Commonly referred to as an echo, an echocardiogram is an ultrasound test for the heart. It uses sound waves to show the shape, texture, and movement of the heart valves, the size of the heart chambers and how well they work. This test also allows the doctor to analyze the direction and speed of blood flow through the heart. This test is painless and takes approximately half an hour.
During an echo, electrodes are placed on the chest; these monitor the patient’s heartbeat. The technician will move a gel-coated device firmly over your chest. This device is a transducer that sends sound waves to the heart. The sound waves bounce back to a machine and are transformed into images on a video monitor. The patient may be asked to breathe according to the technician’s directions as having air in the lungs may affect the quality of the images. If a doppler study is being performed, a test that measures the direction and speed of blood flow, you may hear a whooshing sound during the test. The images are recorded so that the doctor can review them after the test.
A Stress Echocardiogram follows the same protocols as the EKG stress test while incorporating an echocardiogram. An echocardiogram uses ultrasound to image your heart. Your heart is imaged at both the beginning of the test and at peak activity level and allows the doctor to study the wall motion of the heart’s pumping chambers before and after exercise. Stress echos can help determine whether or not certain areas of the heart muscle are getting enough oxygen-rich blood.
If a patient cannot exercise, the test can be performed with the administration of medications that “stress” the heart without exercise. This is useful for patients who cannot walk because of joint problems, have had prior strokes, or are too weak to exercise.

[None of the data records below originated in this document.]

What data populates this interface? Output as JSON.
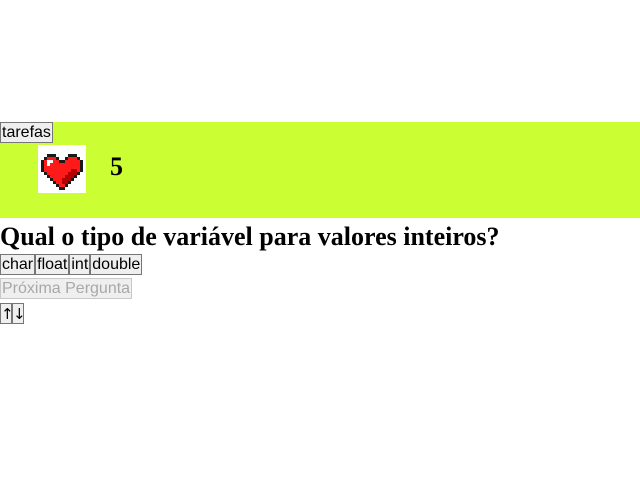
{
  "toolbar": {
    "tasks_label": "tarefas"
  },
  "status": {
    "lives": "5",
    "lives_icon": "heart-icon",
    "banner_color": "#ccff33",
    "heart_color": "#ff1a1a"
  },
  "quiz": {
    "question": "Qual o tipo de variável para valores inteiros?",
    "options": [
      "char",
      "float",
      "int",
      "double"
    ],
    "next_label": "Próxima Pergunta"
  },
  "controls": {
    "up_label": "↑",
    "down_label": "↓"
  }
}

After the test a patient can return to their normal daily routine. The doctor will review the images produced during the echocardiogram and will discuss the results in a follow-up appointment.